Charles Magnin,a French author, born in Paris, Nov. 4, 1793, died there, Oct. 7, 1862. He received a brilliant education, and became in 1813 assistant in the imperial library, and in 1832 one of the directors of that institution. His theatrical criticisms in the Globe (1826-'30), his lectures at the Sorbonne (1834-'5) on the origin of the modern stage, and bis various writings won for him the praise of Sainte-Beuve, and a seat in the academy of inscriptions and belles-lettres, lie also wrote poetry and plays. His principal works are: Origines du theatre moderne (1838); Gauseries et meditations (2 vols., 1843); Theatre de Ilrosioitha (1845, with text and translation); and Histoire des marionettes (1852).

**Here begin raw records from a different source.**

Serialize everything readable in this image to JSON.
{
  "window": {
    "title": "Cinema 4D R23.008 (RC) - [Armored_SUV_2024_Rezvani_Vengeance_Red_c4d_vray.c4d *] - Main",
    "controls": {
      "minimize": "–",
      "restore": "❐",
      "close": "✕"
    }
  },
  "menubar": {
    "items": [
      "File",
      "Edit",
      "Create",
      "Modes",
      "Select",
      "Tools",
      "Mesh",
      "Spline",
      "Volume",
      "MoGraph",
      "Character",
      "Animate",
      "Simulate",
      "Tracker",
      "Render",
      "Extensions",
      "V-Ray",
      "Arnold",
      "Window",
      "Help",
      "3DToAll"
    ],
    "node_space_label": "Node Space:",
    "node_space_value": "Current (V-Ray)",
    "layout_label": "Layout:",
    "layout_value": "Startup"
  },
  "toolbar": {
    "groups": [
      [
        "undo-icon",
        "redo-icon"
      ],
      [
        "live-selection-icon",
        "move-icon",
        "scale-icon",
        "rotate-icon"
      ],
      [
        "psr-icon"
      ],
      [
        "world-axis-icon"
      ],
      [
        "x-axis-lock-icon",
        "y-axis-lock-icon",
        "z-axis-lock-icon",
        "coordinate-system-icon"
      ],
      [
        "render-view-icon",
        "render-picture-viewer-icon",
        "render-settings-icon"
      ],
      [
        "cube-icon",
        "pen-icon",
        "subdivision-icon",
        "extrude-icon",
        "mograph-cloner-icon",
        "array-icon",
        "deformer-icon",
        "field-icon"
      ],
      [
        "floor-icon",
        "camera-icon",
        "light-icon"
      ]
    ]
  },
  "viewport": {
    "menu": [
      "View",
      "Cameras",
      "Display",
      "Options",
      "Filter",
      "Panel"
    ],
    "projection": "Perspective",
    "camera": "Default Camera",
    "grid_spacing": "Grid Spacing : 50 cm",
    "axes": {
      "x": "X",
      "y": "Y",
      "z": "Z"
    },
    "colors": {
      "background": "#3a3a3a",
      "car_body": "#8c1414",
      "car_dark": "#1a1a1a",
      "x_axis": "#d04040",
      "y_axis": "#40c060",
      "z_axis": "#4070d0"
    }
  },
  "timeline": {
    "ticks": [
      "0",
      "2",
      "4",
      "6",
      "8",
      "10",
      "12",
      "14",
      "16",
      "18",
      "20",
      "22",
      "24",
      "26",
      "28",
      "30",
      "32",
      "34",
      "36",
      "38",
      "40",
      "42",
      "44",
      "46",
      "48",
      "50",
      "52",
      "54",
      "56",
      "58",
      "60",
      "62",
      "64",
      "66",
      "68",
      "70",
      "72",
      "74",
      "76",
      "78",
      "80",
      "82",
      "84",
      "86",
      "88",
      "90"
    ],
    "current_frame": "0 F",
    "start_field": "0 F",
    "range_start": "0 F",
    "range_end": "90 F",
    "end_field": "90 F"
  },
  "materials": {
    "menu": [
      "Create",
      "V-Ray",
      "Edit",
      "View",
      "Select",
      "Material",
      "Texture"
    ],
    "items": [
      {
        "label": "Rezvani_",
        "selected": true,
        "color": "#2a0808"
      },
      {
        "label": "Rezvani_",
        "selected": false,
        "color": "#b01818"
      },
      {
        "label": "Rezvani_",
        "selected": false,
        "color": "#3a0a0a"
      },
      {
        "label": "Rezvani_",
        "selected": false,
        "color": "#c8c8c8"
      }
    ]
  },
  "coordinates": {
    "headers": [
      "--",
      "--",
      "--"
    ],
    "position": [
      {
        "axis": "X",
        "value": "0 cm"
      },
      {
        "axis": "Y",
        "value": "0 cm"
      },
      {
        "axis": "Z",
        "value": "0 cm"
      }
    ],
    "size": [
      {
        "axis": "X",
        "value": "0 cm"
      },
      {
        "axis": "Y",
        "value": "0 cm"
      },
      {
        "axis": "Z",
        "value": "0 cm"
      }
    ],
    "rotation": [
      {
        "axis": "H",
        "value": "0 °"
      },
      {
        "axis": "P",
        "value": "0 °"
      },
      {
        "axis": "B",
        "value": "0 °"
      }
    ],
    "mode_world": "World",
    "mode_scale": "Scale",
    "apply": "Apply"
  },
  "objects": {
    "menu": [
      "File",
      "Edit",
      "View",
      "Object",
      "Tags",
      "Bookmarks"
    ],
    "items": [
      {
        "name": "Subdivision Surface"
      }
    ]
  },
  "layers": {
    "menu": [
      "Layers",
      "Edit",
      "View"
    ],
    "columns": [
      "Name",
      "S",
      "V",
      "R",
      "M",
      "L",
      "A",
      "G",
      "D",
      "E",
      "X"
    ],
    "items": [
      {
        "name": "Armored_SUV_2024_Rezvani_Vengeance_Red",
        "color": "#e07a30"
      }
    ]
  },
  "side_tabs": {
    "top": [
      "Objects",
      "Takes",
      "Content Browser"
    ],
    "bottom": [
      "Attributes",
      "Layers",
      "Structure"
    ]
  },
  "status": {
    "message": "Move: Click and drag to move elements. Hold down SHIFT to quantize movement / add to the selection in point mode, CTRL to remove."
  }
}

Charles Marguerite Jean Baptiste Mer-Cier Dupaty, a French jurist, born in La Rochelle, May 9, 1746, died in Paris, Sept. 17, 1788. In 1768 he became advocate general at the parliament of Bordeaux, strongly defended the privileges of the French parliaments against the encroachments of the crown, and was imprisoned. He wrote Reflexions historiques sur le droit criminel, and Lettres sur la procedure crimi-nelle de France (1788), containing views subsequently embodied in the Code Napoleon.
See Charles Martel.
Charles Melehior Artns Bonchamp, marquis de, a French soldier, born at Jouverteil, Anjou, about 1760, died near Ohollet, Oct. 18, 1793. He served in the American war of independence, and on his return to France resigned and remained faithful to Louis XVI. After the outbreak of the insurrection in Vendee (March, 1793), his tenantry compelled him to place himself at their head. He commanded the insurgent troops in Lower Poitou and in Anjou, and was wounded in the attack on Nantes and on other occasions, and defeated Kleber near Torfou. He was mortally wounded near Ohollet, and died next day on the retreat, after having prevented his soldiers from retaliating upon the prisoners of war. The Memoires de Mme. de Bonchamp sur la Vendee, edited by Mme. de Genlis (Paris, 1823), are regarded as good authority, though ultra-royalist.